EXERCISE INSTRUCTIONS:
Which lines below mention "PkPk"? Pick each one out.

[Items from a dataset]
* * * * * * *
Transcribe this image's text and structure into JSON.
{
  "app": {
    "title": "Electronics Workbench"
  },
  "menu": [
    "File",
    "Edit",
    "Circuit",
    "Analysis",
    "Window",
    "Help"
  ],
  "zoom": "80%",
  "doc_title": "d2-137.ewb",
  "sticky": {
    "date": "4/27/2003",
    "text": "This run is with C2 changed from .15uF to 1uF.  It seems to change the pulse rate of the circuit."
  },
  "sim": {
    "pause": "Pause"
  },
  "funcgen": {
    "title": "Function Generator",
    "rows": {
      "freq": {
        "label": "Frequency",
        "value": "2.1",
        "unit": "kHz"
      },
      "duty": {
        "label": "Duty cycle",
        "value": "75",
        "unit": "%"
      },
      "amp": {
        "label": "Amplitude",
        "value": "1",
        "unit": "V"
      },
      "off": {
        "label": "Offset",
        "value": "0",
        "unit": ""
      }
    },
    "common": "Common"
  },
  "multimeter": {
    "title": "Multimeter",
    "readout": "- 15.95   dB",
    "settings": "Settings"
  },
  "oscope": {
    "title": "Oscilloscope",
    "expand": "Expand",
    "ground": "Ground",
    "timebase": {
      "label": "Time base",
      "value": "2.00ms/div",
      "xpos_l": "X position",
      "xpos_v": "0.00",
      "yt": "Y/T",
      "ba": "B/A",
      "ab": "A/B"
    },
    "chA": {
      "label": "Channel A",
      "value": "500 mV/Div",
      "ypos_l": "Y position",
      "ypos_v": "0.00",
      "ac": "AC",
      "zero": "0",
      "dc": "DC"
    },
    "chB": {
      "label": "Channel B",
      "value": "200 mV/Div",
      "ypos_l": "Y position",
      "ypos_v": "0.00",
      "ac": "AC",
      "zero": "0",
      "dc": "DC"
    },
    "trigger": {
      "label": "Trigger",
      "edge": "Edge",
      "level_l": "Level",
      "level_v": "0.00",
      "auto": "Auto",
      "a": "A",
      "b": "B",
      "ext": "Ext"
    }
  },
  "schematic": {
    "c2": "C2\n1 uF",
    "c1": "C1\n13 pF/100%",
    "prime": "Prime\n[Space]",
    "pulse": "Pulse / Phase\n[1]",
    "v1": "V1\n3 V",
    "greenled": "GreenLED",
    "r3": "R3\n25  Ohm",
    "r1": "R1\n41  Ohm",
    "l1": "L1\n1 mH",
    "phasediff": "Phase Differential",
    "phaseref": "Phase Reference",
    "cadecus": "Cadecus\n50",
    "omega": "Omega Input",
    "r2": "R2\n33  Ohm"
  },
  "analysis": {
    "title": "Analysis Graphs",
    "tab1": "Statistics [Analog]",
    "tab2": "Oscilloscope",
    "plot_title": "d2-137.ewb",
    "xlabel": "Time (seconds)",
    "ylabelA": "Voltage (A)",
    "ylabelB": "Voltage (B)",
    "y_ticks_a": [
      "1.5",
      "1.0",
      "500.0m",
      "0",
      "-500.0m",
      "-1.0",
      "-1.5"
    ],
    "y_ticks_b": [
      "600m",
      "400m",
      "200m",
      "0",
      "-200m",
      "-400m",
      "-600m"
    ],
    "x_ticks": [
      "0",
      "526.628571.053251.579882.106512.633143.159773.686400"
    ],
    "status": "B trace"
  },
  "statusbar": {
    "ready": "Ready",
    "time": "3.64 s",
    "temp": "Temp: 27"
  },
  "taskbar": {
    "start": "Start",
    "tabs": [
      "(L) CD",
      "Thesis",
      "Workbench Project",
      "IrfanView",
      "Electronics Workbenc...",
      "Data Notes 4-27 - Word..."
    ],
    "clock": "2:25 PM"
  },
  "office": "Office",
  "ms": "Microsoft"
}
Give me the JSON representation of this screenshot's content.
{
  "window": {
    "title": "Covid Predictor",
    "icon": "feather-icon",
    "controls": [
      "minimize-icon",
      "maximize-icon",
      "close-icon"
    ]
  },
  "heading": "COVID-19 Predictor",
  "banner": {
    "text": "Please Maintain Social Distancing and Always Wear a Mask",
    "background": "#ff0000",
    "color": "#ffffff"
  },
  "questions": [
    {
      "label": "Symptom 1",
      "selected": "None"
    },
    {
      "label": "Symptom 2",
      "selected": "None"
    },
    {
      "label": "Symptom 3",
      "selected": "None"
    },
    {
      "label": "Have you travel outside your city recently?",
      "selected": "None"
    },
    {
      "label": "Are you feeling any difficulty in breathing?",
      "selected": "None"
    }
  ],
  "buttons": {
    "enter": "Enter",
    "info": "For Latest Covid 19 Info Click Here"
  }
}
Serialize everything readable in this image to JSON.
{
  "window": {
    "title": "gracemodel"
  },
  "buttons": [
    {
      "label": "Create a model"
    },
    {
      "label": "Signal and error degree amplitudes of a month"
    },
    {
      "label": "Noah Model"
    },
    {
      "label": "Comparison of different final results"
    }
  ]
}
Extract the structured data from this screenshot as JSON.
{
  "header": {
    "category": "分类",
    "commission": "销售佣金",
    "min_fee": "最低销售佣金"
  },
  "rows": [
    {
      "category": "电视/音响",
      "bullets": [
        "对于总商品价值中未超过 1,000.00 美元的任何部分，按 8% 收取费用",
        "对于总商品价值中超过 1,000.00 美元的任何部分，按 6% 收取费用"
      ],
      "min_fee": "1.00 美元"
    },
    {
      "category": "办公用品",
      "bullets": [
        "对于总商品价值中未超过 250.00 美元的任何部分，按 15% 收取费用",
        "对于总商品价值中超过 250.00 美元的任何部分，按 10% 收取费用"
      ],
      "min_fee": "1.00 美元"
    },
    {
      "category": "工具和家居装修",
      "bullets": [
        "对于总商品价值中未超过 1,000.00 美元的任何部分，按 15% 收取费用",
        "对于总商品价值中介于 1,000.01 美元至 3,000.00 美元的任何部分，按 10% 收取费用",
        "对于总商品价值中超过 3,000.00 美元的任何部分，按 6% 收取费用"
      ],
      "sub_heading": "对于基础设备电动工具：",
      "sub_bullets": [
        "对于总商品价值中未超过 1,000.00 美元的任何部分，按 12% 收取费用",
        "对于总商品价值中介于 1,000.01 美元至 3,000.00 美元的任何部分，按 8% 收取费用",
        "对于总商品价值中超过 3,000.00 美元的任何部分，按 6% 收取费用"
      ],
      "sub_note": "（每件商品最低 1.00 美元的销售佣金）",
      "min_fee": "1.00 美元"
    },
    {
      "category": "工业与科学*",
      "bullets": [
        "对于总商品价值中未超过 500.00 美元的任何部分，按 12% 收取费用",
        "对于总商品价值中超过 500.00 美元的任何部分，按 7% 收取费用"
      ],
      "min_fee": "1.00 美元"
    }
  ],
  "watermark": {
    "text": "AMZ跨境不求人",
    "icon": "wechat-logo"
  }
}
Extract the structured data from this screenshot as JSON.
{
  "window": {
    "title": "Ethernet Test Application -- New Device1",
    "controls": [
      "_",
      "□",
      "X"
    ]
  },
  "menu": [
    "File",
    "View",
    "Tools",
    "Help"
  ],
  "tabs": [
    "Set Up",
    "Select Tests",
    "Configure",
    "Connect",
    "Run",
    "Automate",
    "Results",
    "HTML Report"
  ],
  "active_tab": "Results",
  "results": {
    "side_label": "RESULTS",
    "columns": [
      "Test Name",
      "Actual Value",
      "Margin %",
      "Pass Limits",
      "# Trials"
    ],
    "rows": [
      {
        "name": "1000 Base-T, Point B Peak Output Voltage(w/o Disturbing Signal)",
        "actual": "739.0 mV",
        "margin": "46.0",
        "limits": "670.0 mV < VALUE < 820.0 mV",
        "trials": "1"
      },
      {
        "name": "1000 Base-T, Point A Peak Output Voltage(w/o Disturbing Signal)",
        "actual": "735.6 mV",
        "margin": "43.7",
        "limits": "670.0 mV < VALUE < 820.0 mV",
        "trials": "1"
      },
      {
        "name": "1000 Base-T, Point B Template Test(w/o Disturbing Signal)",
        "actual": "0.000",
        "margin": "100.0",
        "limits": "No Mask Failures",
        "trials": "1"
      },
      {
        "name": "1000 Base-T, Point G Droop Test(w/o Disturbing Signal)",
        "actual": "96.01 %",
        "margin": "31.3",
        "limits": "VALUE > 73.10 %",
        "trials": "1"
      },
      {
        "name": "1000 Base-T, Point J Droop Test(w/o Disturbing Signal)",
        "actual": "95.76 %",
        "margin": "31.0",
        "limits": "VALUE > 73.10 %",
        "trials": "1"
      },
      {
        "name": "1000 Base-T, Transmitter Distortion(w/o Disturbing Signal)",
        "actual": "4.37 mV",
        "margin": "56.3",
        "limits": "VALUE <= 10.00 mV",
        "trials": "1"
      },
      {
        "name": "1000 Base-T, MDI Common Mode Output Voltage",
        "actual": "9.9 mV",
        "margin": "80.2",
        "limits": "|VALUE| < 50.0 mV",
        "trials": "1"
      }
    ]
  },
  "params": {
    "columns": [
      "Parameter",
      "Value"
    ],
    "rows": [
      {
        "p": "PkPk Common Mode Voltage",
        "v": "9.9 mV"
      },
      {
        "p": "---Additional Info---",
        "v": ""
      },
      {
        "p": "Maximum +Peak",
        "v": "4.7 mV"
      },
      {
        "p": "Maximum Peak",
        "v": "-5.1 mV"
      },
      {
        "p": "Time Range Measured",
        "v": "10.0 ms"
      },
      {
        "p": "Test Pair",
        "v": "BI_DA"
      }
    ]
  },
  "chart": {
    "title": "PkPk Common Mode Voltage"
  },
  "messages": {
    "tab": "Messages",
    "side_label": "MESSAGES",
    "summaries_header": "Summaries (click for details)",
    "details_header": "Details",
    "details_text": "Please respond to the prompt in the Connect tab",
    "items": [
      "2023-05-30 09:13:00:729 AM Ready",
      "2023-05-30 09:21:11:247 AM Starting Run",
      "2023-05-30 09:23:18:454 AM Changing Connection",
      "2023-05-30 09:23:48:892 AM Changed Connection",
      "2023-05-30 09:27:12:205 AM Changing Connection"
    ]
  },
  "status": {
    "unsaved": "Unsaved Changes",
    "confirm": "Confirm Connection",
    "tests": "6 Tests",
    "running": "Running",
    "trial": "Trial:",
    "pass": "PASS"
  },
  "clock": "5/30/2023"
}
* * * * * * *
RESULT FOR THIS TASK:
        "p": "PkPk Common Mode Voltage",
    "title": "PkPk Common Mode Voltage"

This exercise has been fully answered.